▸ **DIRECTIONS**
Each record below should be repeated precisely as written.

┌──

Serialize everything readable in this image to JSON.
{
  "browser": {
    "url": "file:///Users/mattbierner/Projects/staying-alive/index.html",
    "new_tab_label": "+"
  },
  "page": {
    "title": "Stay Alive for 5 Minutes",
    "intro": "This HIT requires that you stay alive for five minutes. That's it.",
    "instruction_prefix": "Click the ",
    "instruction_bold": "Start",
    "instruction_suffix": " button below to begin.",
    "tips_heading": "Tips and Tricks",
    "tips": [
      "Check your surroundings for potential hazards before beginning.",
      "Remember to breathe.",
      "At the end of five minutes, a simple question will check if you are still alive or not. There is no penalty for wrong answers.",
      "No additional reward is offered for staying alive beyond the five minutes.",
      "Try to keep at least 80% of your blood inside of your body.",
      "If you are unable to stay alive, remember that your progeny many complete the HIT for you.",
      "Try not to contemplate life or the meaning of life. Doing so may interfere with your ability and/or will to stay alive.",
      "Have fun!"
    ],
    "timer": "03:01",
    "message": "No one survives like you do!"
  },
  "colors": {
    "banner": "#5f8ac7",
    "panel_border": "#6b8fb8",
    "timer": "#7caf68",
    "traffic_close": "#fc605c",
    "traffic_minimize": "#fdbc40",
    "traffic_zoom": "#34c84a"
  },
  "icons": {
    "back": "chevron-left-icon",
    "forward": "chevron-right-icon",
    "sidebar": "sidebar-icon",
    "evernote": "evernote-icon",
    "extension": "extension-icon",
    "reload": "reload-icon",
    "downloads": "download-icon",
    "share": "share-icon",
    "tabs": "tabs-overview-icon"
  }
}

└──

▸ **RESULT BELOW**
Serialize everything readable in this image to JSON.
{
  "browser": {
    "url": "file:///Users/mattbierner/Projects/staying-alive/index.html",
    "new_tab_label": "+"
  },
  "page": {
    "title": "Stay Alive for 5 Minutes",
    "intro": "This HIT requires that you stay alive for five minutes. That's it.",
    "instruction_prefix": "Click the ",
    "instruction_bold": "Start",
    "instruction_suffix": " button below to begin.",
    "tips_heading": "Tips and Tricks",
    "tips": [
      "Check your surroundings for potential hazards before beginning.",
      "Remember to breathe.",
      "At the end of five minutes, a simple question will check if you are still alive or not. There is no penalty for wrong answers.",
      "No additional reward is offered for staying alive beyond the five minutes.",
      "Try to keep at least 80% of your blood inside of your body.",
      "If you are unable to stay alive, remember that your progeny many complete the HIT for you.",
      "Try not to contemplate life or the meaning of life. Doing so may interfere with your ability and/or will to stay alive.",
      "Have fun!"
    ],
    "timer": "03:01",
    "message": "No one survives like you do!"
  },
  "colors": {
    "banner": "#5f8ac7",
    "panel_border": "#6b8fb8",
    "timer": "#7caf68",
    "traffic_close": "#fc605c",
    "traffic_minimize": "#fdbc40",
    "traffic_zoom": "#34c84a"
  },
  "icons": {
    "back": "chevron-left-icon",
    "forward": "chevron-right-icon",
    "sidebar": "sidebar-icon",
    "evernote": "evernote-icon",
    "extension": "extension-icon",
    "reload": "reload-icon",
    "downloads": "download-icon",
    "share": "share-icon",
    "tabs": "tabs-overview-icon"
  }
}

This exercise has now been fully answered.